Element data from apps and pages
↓

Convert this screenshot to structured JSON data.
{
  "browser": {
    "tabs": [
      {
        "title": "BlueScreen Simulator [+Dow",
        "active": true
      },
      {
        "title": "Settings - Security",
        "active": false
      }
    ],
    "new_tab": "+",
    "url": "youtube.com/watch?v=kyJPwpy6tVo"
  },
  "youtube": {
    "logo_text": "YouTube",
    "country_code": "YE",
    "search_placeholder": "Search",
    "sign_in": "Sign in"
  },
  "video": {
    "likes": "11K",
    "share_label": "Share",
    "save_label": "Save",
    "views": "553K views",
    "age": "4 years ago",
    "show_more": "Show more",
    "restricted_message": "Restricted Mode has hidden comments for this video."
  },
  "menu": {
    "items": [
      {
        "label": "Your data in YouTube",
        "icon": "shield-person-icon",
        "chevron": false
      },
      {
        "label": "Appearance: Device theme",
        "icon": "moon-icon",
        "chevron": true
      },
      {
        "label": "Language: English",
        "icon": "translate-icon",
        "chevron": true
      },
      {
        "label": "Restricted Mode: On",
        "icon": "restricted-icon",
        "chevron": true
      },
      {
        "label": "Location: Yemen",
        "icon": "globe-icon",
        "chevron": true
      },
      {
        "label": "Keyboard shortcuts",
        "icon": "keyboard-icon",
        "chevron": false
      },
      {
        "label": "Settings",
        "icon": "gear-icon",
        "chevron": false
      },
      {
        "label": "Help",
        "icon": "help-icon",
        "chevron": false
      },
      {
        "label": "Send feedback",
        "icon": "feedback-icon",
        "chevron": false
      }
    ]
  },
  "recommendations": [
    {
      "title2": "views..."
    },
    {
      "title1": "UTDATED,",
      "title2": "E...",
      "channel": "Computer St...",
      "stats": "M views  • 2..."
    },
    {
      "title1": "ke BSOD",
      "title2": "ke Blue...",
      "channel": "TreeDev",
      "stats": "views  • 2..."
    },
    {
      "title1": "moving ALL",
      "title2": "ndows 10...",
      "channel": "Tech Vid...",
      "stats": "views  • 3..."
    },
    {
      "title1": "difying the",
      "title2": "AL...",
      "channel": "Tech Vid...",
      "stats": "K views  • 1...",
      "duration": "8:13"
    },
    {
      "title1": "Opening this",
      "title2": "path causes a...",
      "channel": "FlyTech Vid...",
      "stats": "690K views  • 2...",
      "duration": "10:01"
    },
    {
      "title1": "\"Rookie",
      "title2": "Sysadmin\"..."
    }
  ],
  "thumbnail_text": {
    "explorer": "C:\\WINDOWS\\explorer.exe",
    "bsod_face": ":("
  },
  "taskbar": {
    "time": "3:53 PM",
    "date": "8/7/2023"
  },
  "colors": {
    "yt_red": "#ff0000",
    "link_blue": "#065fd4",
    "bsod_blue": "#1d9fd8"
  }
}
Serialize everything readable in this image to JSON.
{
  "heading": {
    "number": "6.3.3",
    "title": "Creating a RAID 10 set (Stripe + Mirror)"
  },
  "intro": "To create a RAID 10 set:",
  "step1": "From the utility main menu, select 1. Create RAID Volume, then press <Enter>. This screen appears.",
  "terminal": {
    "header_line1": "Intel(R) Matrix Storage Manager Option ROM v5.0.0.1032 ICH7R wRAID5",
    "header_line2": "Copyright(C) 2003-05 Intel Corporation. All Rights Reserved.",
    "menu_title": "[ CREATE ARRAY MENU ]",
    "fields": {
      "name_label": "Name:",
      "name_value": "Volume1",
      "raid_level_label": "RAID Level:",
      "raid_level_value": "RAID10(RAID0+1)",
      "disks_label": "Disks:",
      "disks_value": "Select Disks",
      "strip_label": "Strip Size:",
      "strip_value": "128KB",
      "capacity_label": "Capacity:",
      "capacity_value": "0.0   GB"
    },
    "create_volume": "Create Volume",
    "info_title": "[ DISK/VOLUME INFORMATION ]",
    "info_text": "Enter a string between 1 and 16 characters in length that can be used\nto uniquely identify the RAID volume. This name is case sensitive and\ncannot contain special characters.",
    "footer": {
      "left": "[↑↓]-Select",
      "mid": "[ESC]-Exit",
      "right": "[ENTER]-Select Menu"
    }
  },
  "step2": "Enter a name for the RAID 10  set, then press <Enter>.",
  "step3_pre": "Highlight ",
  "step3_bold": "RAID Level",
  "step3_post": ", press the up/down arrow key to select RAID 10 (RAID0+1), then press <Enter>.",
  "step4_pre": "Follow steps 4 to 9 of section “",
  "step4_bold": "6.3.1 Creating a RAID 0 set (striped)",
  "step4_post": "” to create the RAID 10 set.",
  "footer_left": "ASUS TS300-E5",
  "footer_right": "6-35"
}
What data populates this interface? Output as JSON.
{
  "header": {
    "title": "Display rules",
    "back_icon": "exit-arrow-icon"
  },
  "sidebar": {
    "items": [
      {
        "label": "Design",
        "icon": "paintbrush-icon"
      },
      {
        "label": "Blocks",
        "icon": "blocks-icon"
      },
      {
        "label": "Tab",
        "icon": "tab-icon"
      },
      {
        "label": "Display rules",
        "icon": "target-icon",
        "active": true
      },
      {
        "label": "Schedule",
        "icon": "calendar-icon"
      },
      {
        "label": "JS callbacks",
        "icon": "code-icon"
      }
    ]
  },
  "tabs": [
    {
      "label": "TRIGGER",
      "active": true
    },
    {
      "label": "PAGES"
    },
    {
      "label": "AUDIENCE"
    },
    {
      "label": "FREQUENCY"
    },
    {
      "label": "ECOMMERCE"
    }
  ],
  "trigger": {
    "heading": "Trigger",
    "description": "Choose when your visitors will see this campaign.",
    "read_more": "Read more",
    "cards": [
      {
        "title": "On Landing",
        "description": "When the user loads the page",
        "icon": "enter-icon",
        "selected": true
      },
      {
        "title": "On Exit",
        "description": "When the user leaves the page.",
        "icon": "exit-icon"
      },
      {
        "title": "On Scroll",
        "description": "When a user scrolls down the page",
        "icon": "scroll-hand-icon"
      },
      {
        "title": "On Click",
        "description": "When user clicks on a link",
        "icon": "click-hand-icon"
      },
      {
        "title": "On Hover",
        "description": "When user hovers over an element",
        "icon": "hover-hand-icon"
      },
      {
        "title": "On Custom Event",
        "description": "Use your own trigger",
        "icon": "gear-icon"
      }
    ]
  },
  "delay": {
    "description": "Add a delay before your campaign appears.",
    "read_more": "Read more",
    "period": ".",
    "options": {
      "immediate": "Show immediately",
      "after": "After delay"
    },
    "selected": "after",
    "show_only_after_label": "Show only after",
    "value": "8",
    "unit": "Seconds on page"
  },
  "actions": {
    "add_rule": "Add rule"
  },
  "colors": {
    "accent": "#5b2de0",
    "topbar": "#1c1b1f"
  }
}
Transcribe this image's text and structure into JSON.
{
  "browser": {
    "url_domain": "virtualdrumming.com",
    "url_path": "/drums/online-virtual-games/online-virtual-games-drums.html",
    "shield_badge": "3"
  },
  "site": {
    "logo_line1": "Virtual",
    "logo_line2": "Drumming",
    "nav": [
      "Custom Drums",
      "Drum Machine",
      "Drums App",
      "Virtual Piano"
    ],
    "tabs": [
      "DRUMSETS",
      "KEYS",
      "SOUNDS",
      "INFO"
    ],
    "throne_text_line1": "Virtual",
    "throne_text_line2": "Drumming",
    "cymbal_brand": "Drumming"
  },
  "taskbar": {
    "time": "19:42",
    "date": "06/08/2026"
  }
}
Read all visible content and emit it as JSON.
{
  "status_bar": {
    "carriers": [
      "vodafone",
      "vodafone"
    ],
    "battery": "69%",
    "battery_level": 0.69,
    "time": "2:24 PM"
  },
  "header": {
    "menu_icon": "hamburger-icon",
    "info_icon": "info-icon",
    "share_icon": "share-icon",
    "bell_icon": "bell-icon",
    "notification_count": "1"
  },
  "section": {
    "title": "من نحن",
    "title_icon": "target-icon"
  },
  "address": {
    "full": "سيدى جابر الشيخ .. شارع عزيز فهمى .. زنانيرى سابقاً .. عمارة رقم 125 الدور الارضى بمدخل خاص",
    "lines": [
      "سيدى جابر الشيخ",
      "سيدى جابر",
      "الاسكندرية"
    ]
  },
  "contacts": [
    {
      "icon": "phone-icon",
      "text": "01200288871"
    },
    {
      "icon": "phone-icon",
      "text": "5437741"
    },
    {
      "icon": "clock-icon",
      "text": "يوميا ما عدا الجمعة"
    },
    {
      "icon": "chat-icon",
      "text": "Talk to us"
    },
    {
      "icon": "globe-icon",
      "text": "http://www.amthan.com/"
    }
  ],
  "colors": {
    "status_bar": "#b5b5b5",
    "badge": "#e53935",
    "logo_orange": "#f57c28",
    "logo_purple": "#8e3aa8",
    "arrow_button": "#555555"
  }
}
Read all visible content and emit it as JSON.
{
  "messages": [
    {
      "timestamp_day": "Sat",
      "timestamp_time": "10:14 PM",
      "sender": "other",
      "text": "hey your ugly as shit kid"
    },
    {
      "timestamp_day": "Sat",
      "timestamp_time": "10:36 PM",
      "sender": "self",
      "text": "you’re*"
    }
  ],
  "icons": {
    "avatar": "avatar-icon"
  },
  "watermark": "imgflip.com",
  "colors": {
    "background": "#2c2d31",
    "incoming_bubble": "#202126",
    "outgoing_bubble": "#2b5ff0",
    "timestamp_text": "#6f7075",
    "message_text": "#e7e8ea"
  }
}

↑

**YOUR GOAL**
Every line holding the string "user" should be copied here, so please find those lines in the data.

**WRITTEN RESPONSE**
        "description": "When the user loads the page",
        "description": "When the user leaves the page.",
        "description": "When a user scrolls down the page",
        "description": "When user clicks on a link",
        "description": "When user hovers over an element",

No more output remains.